(EXTRACTED RECORDS begins)
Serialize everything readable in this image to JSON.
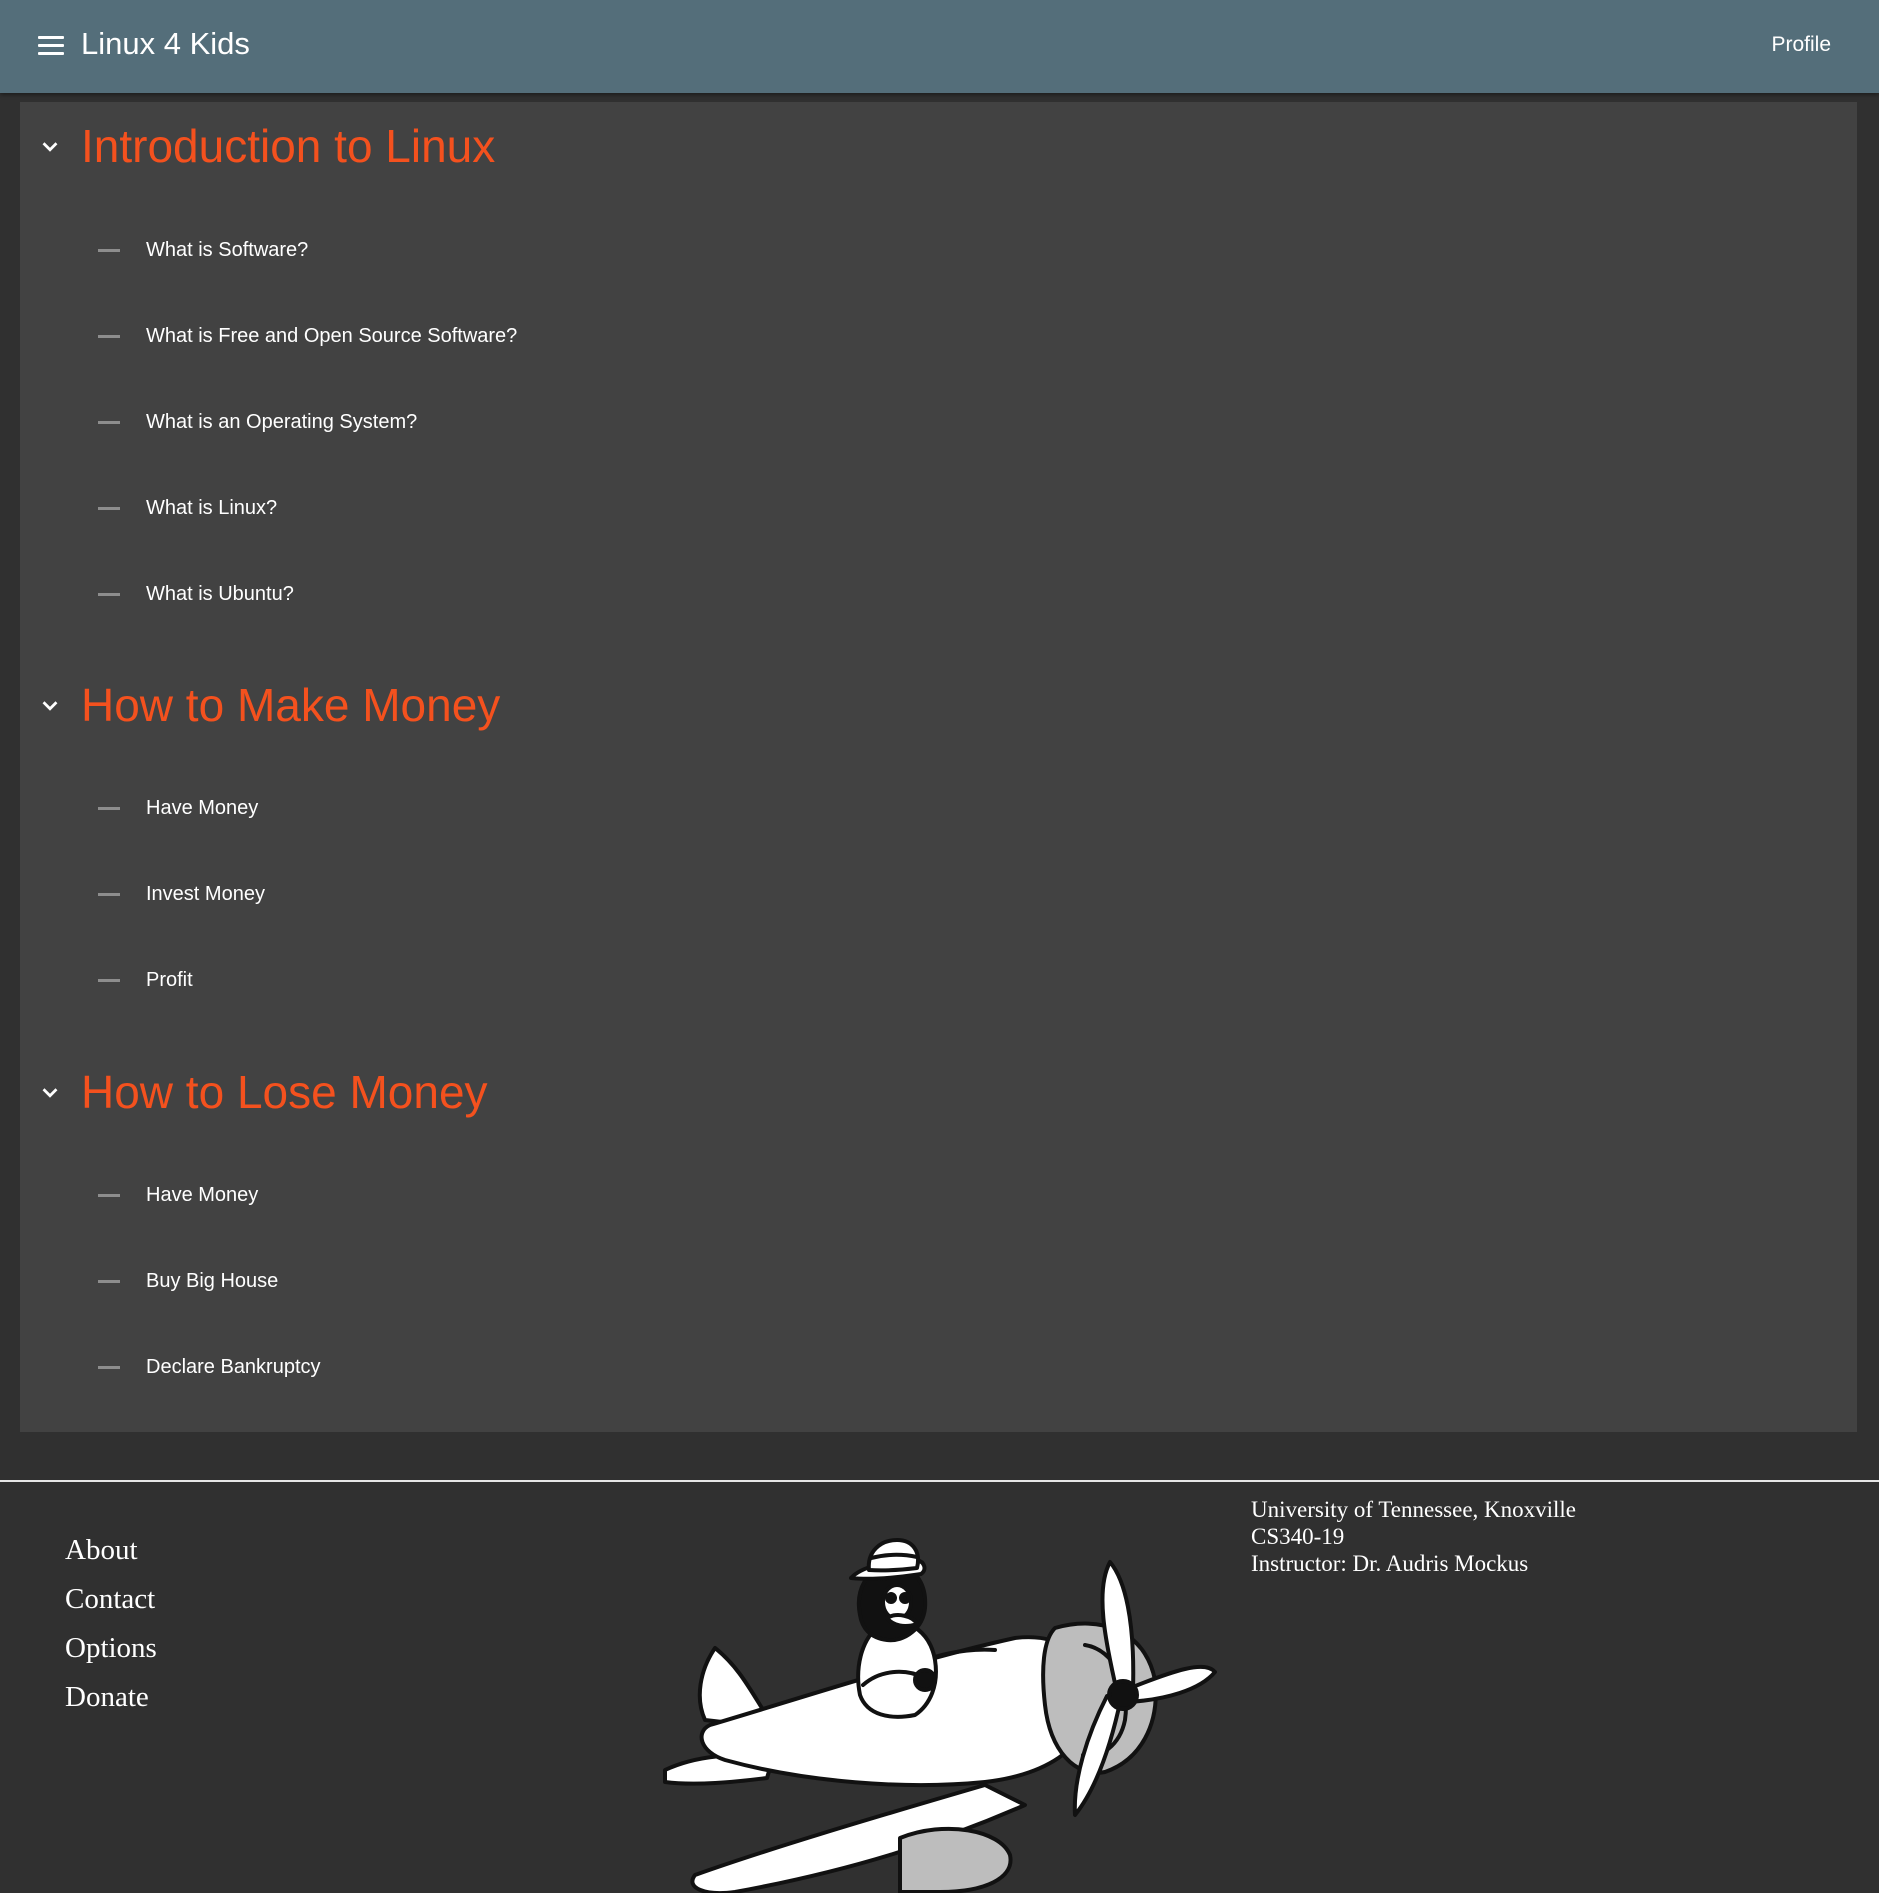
{
  "app": {
    "title": "Linux 4 Kids",
    "profile_label": "Profile",
    "colors": {
      "toolbar": "#546e7a",
      "page_background": "#303030",
      "card_background": "#424242",
      "section_title": "#f4511e"
    }
  },
  "sections": [
    {
      "title": "Introduction to Linux",
      "icon": "chevron-down-icon",
      "items": [
        "What is Software?",
        "What is Free and Open Source Software?",
        "What is an Operating System?",
        "What is Linux?",
        "What is Ubuntu?"
      ]
    },
    {
      "title": "How to Make Money",
      "icon": "chevron-down-icon",
      "items": [
        "Have Money",
        "Invest Money",
        "Profit"
      ]
    },
    {
      "title": "How to Lose Money",
      "icon": "chevron-down-icon",
      "items": [
        "Have Money",
        "Buy Big House",
        "Declare Bankruptcy"
      ]
    }
  ],
  "footer": {
    "links": [
      "About",
      "Contact",
      "Options",
      "Donate"
    ],
    "info": [
      "University of Tennessee, Knoxville",
      "CS340-19",
      "Instructor: Dr. Audris Mockus"
    ],
    "mascot_icon": "penguin-pilot-airplane-illustration"
  }
}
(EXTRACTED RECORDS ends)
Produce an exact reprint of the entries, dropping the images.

Serialize everything readable in this image to JSON.
{
  "app": {
    "title": "Linux 4 Kids",
    "profile_label": "Profile",
    "colors": {
      "toolbar": "#546e7a",
      "page_background": "#303030",
      "card_background": "#424242",
      "section_title": "#f4511e"
    }
  },
  "sections": [
    {
      "title": "Introduction to Linux",
      "icon": "chevron-down-icon",
      "items": [
        "What is Software?",
        "What is Free and Open Source Software?",
        "What is an Operating System?",
        "What is Linux?",
        "What is Ubuntu?"
      ]
    },
    {
      "title": "How to Make Money",
      "icon": "chevron-down-icon",
      "items": [
        "Have Money",
        "Invest Money",
        "Profit"
      ]
    },
    {
      "title": "How to Lose Money",
      "icon": "chevron-down-icon",
      "items": [
        "Have Money",
        "Buy Big House",
        "Declare Bankruptcy"
      ]
    }
  ],
  "footer": {
    "links": [
      "About",
      "Contact",
      "Options",
      "Donate"
    ],
    "info": [
      "University of Tennessee, Knoxville",
      "CS340-19",
      "Instructor: Dr. Audris Mockus"
    ],
    "mascot_icon": "penguin-pilot-airplane-illustration"
  }
}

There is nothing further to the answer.